• **What is being asked**:
Return each record unchanged and drop the images.

Top of Given data

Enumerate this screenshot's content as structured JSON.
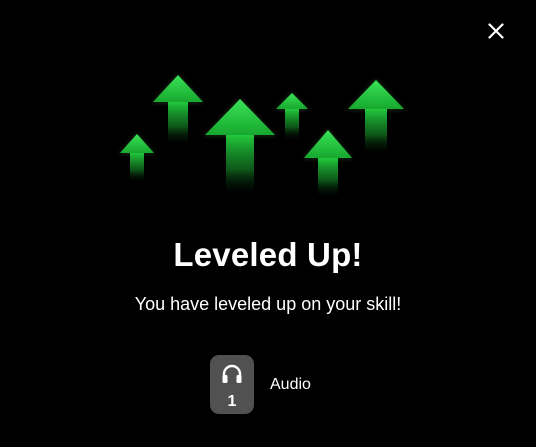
{
  "dialog": {
    "title": "Leveled Up!",
    "message": "You have leveled up on your skill!",
    "close_icon": "close-icon",
    "illustration": "level-up-arrows-icon"
  },
  "skill": {
    "name": "Audio",
    "level": "1",
    "icon": "headphones-icon"
  },
  "colors": {
    "background": "#000000",
    "text": "#ffffff",
    "arrow_green": "#1fbf3a",
    "badge": "#515151"
  }
}
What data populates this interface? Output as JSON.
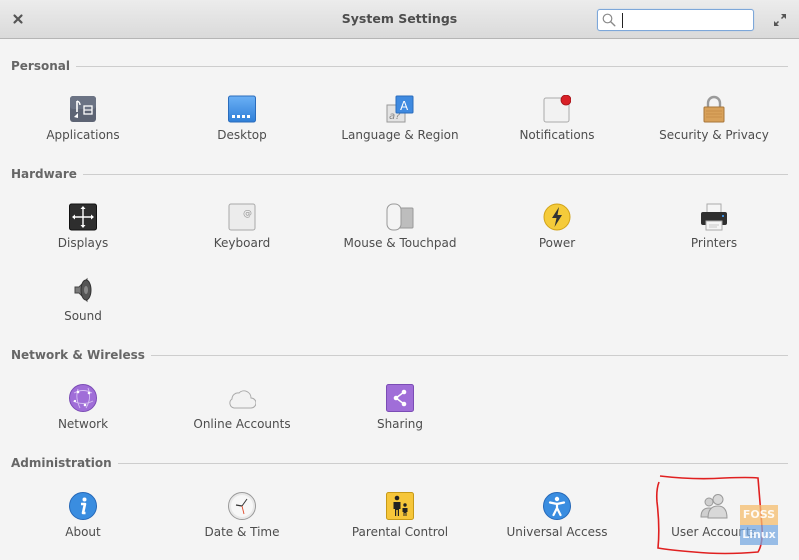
{
  "window": {
    "title": "System Settings",
    "search": {
      "value": "",
      "placeholder": ""
    },
    "close_icon": "close-icon",
    "maximize_icon": "maximize-icon"
  },
  "sections": [
    {
      "title": "Personal",
      "items": [
        {
          "label": "Applications",
          "icon": "applications-icon"
        },
        {
          "label": "Desktop",
          "icon": "desktop-icon"
        },
        {
          "label": "Language & Region",
          "icon": "language-icon"
        },
        {
          "label": "Notifications",
          "icon": "notifications-icon"
        },
        {
          "label": "Security & Privacy",
          "icon": "lock-icon"
        }
      ]
    },
    {
      "title": "Hardware",
      "items": [
        {
          "label": "Displays",
          "icon": "displays-icon"
        },
        {
          "label": "Keyboard",
          "icon": "keyboard-icon"
        },
        {
          "label": "Mouse & Touchpad",
          "icon": "mouse-icon"
        },
        {
          "label": "Power",
          "icon": "power-icon"
        },
        {
          "label": "Printers",
          "icon": "printer-icon"
        },
        {
          "label": "Sound",
          "icon": "speaker-icon"
        }
      ]
    },
    {
      "title": "Network & Wireless",
      "items": [
        {
          "label": "Network",
          "icon": "network-icon"
        },
        {
          "label": "Online Accounts",
          "icon": "cloud-icon"
        },
        {
          "label": "Sharing",
          "icon": "share-icon"
        }
      ]
    },
    {
      "title": "Administration",
      "items": [
        {
          "label": "About",
          "icon": "info-icon"
        },
        {
          "label": "Date & Time",
          "icon": "clock-icon"
        },
        {
          "label": "Parental Control",
          "icon": "parental-control-icon"
        },
        {
          "label": "Universal Access",
          "icon": "accessibility-icon"
        },
        {
          "label": "User Accounts",
          "icon": "users-icon"
        }
      ]
    }
  ],
  "overlay": {
    "annotation": "red-hand-drawn-highlight",
    "watermark_top": "FOSS",
    "watermark_bottom": "Linux"
  }
}
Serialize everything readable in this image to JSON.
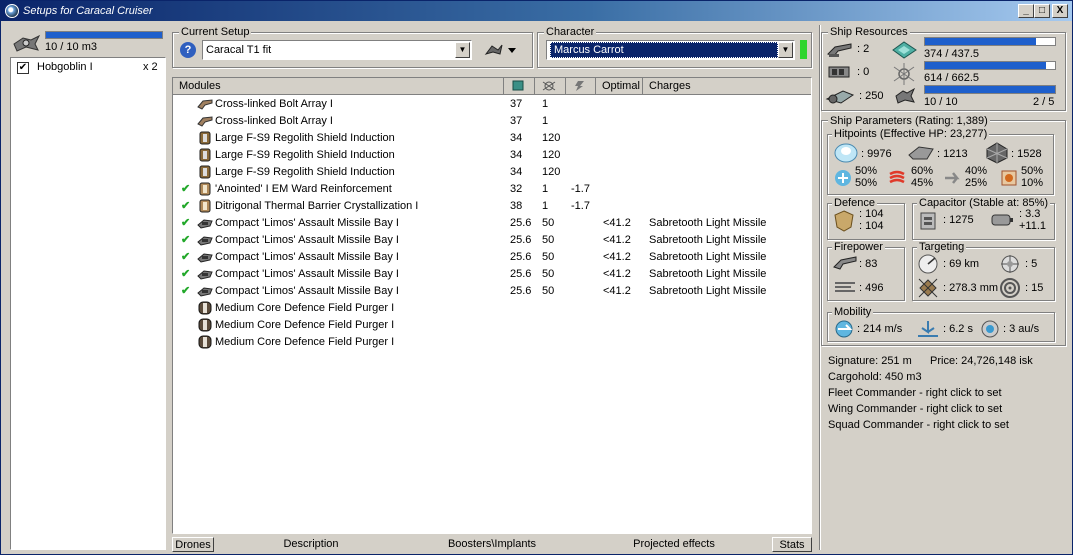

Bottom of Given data

• **Response area**:
Enumerate this screenshot's content as structured JSON.
{
  "dialog": {
    "title": "Leveled Up!",
    "message": "You have leveled up on your skill!",
    "close_icon": "close-icon",
    "illustration": "level-up-arrows-icon"
  },
  "skill": {
    "name": "Audio",
    "level": "1",
    "icon": "headphones-icon"
  },
  "colors": {
    "background": "#000000",
    "text": "#ffffff",
    "arrow_green": "#1fbf3a",
    "badge": "#515151"
  }
}
What data populates this interface? Output as JSON.
{
  "window": {
    "title": "System Settings",
    "search": {
      "value": "",
      "placeholder": ""
    },
    "close_icon": "close-icon",
    "maximize_icon": "maximize-icon"
  },
  "sections": [
    {
      "title": "Personal",
      "items": [
        {
          "label": "Applications",
          "icon": "applications-icon"
        },
        {
          "label": "Desktop",
          "icon": "desktop-icon"
        },
        {
          "label": "Language & Region",
          "icon": "language-icon"
        },
        {
          "label": "Notifications",
          "icon": "notifications-icon"
        },
        {
          "label": "Security & Privacy",
          "icon": "lock-icon"
        }
      ]
    },
    {
      "title": "Hardware",
      "items": [
        {
          "label": "Displays",
          "icon": "displays-icon"
        },
        {
          "label": "Keyboard",
          "icon": "keyboard-icon"
        },
        {
          "label": "Mouse & Touchpad",
          "icon": "mouse-icon"
        },
        {
          "label": "Power",
          "icon": "power-icon"
        },
        {
          "label": "Printers",
          "icon": "printer-icon"
        },
        {
          "label": "Sound",
          "icon": "speaker-icon"
        }
      ]
    },
    {
      "title": "Network & Wireless",
      "items": [
        {
          "label": "Network",
          "icon": "network-icon"
        },
        {
          "label": "Online Accounts",
          "icon": "cloud-icon"
        },
        {
          "label": "Sharing",
          "icon": "share-icon"
        }
      ]
    },
    {
      "title": "Administration",
      "items": [
        {
          "label": "About",
          "icon": "info-icon"
        },
        {
          "label": "Date & Time",
          "icon": "clock-icon"
        },
        {
          "label": "Parental Control",
          "icon": "parental-control-icon"
        },
        {
          "label": "Universal Access",
          "icon": "accessibility-icon"
        },
        {
          "label": "User Accounts",
          "icon": "users-icon"
        }
      ]
    }
  ],
  "overlay": {
    "annotation": "red-hand-drawn-highlight",
    "watermark_top": "FOSS",
    "watermark_bottom": "Linux"
  }
}
Serialize everything readable in this image to JSON.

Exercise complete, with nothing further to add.